## Activity
Every line in the records below with the string "icon" is to be copied out.

· · · ·

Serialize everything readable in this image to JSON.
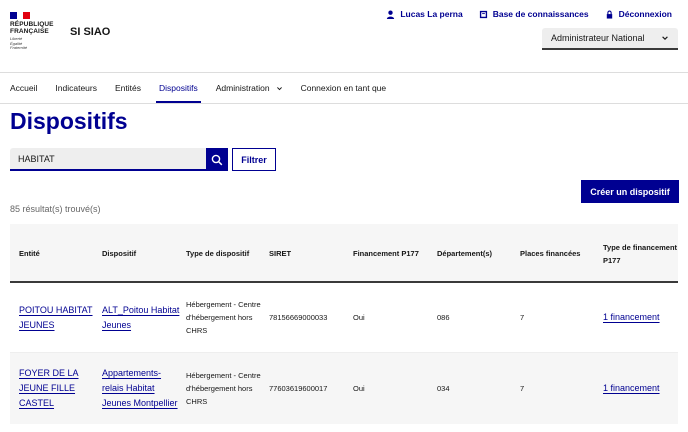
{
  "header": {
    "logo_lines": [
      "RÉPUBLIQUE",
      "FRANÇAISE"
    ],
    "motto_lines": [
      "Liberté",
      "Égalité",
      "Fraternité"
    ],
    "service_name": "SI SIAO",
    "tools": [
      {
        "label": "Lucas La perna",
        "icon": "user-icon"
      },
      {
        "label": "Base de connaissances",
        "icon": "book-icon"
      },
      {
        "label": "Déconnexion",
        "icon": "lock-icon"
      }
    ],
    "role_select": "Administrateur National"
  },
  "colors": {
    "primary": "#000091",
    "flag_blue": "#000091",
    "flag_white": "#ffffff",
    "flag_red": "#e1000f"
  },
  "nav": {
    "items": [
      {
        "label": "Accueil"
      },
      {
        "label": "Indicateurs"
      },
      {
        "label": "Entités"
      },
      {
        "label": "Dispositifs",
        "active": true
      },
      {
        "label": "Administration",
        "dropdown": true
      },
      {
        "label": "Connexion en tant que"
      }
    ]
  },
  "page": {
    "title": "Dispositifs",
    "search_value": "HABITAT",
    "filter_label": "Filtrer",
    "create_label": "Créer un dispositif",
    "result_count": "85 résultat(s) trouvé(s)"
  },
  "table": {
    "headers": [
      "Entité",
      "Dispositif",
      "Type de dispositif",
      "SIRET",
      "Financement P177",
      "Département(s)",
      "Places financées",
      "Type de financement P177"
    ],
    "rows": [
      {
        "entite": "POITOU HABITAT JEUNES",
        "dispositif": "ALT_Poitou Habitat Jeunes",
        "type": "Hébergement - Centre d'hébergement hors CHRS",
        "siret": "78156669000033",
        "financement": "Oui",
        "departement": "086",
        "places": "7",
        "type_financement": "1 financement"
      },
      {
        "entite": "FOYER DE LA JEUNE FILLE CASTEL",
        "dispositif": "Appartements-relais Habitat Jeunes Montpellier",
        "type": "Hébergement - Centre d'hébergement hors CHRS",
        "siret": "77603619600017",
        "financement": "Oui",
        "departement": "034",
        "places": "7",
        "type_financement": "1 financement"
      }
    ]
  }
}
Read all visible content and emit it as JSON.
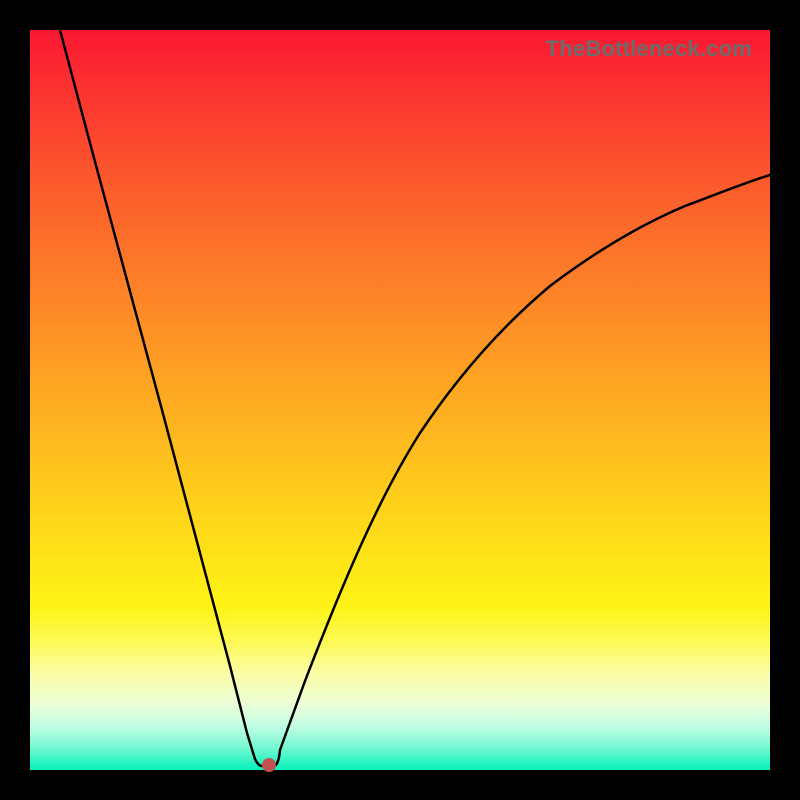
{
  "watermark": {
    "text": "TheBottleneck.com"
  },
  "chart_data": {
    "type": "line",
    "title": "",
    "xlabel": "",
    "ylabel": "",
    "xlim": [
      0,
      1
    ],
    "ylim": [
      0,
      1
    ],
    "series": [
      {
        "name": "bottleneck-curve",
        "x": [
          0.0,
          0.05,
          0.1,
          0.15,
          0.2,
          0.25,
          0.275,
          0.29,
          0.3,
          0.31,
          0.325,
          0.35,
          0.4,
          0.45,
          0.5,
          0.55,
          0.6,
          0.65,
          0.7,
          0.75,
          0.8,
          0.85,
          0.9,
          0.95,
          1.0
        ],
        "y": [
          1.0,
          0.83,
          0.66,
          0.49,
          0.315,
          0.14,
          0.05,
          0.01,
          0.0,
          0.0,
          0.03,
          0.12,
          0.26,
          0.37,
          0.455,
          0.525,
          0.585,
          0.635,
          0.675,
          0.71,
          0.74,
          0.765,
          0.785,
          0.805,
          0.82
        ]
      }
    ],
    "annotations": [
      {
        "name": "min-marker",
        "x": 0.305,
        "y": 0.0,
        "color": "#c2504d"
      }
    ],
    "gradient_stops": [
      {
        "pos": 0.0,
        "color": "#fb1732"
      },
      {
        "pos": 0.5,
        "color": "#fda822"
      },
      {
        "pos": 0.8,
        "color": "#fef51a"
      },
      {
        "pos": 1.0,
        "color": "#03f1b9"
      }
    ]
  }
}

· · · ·

## Written answer
        "icon": "user-icon"
        "icon": "book-icon"
        "icon": "lock-icon"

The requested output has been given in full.